You might ask about the human element to health care. It may sound like the future I paint sounds bleakly sterile and devoid of human interaction. It may move in that direction but I suspect we will be pleasantly surprised. Automation of other industries freed up people to do tasks they were better suited for. In the case of health care, I suspect delegation and automation will free up time for valuable problem solvers to spend their time actually solving problems and communicating with patients and other members of the health care team. True multidisciplinary care will happen much more readily when the individual costs are not so prohibitively expensive that the primary focus of the care giving team is to figure out how they can support themselves and not their patients.


  1. Chauncey McHargue M.D.September 18, 2010 at 12:06 AM

    Multidisciplinary health teams also suffer from fundamental management problems in a field where individual judgment and responsibility have always been paramount and will always be necessary. Teams of any sort first and foremost have to have a leader both for direction and accountability and so no matter how much of a cooperative approach is anticipated under this proposed paradigm there will still be one individual who is responsible for authorizing the execution of care plans. In one sense then the multidisciplinary approach is no different than the present system of a primary service and contributing consultants except that we put them all in a room together at the same time. It does however entail significant risks where the formal stipulation of a team leader who lacks in leadership qualities results in a diffusion of responsibility with concomitant chaotic management or an autocratic management style that results in a dysfunctional team dynamic. A similar dysfunctional situation results when the team players are not team players and medicine is a field in which individual ability and judgment and a heightened sense of personal responsibility are essential characteristics for its practice. With a diffusion of responsibility weak or lazy physicians can coast and not be fully committed to the team; arrogant and insecure physicians will engage in disruptive or self-protective behavior; and competent physicians faced with such dysfunctional dynamics with find ways to withdraw. Teams must first function as teams and only leadership can generate and maintain teamwork. Leadership of this type, which the military best exemplifies, is something an institution must select and train individuals for right along with acquisition of other professional skills and do so from the outset of their entrance into a profession. There would need to be sea change in medicine from the admissions process onward to acquire and train leaders to implement an efficient and effective multidisciplinary approach as envisioned. I do not believe this is either possible or necessary. Good cooperative relations between various specialists accomplish the same thing without geographic localization and enforced time commitments. These relationships come about naturally as physicians select out who they find most capable and accommodating to their practice perspectives and style. And in my experience rarely is there ever a true need for a collective meeting of multiple specialists in the clinic or at the bedside to examine and treat a patient. Many of the present day multidisciplinary clinics are more marketing than medical management providing only an illusion of higher intellectual effort. Unfortunately this illusion has great appeal in certain elite circles in and outside of medicine, with no consideration to the cost considerations mentioned above.

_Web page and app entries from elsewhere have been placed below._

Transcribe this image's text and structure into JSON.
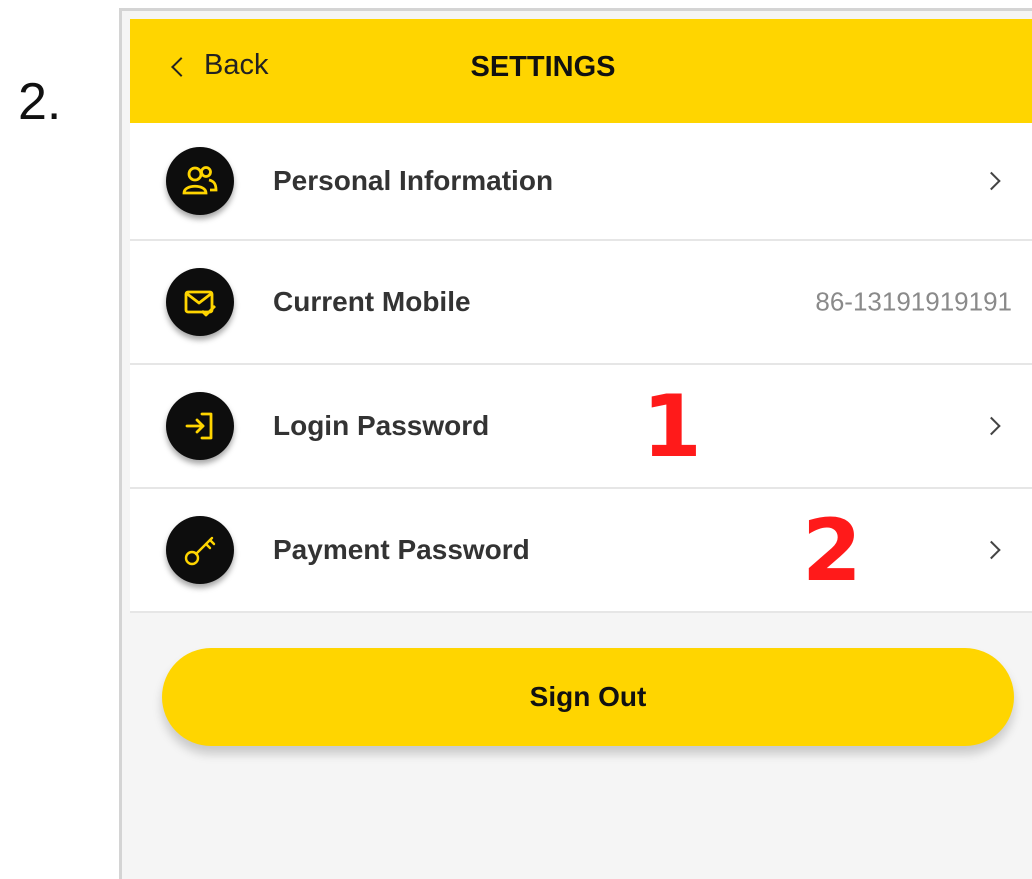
{
  "step_label": "2.",
  "header": {
    "back_label": "Back",
    "title": "SETTINGS"
  },
  "settings_items": [
    {
      "label": "Personal Information",
      "icon": "user-group-icon"
    },
    {
      "label": "Current Mobile",
      "icon": "phone-check-icon",
      "value": "86-13191919191"
    },
    {
      "label": "Login Password",
      "icon": "login-icon"
    },
    {
      "label": "Payment Password",
      "icon": "key-icon"
    }
  ],
  "annotations": [
    "1",
    "2"
  ],
  "signout_label": "Sign Out",
  "colors": {
    "accent": "#FFD500",
    "icon_bg": "#0d0d0d",
    "annotation": "#ff1a1a"
  }
}
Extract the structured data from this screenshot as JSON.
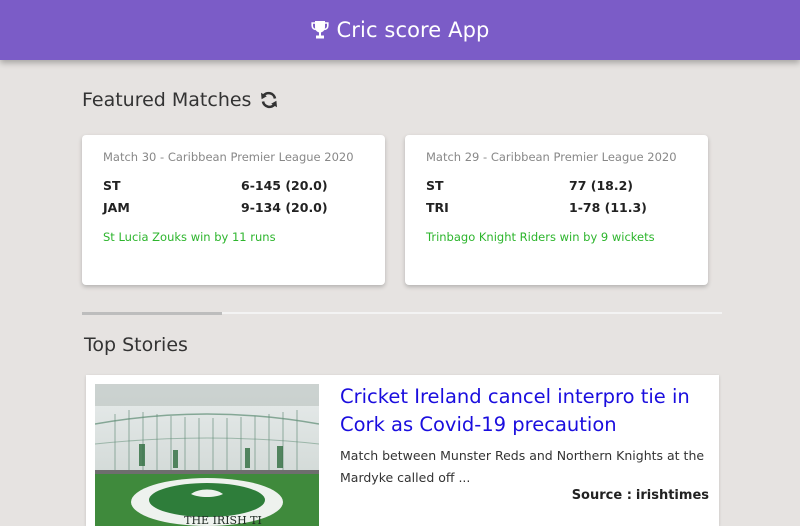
{
  "header": {
    "title": "Cric score App",
    "icon": "trophy-icon",
    "background": "#7b5cc7"
  },
  "featured": {
    "title": "Featured Matches",
    "refresh_icon": "refresh-icon",
    "matches": [
      {
        "name": "Match 30 - Caribbean Premier League 2020",
        "teams": [
          {
            "team": "ST",
            "score": "6-145 (20.0)"
          },
          {
            "team": "JAM",
            "score": "9-134 (20.0)"
          }
        ],
        "result": "St Lucia Zouks win by 11 runs"
      },
      {
        "name": "Match 29 - Caribbean Premier League 2020",
        "teams": [
          {
            "team": "ST",
            "score": "77 (18.2)"
          },
          {
            "team": "TRI",
            "score": "1-78 (11.3)"
          }
        ],
        "result": "Trinbago Knight Riders win by 9 wickets"
      }
    ],
    "result_color": "#2db52d"
  },
  "top_stories": {
    "title": "Top Stories",
    "stories": [
      {
        "headline": "Cricket Ireland cancel interpro tie in Cork as Covid-19 precaution",
        "description": "Match between Munster Reds and Northern Knights at the Mardyke called off ...",
        "source_label": "Source :",
        "source": "irishtimes",
        "image_caption": "THE IRISH TI"
      }
    ],
    "headline_color": "#1a0dde"
  }
}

  2. One benefit to the patient or a "multidisciplinary team" is convenience. The patient gets to see all the "experts" related to his or her care at once. This is often a "selling point" used by such clinics to attract patients.

    But like the improved communication among providers that the MC discussed, this benefit is likely not worth the added cost.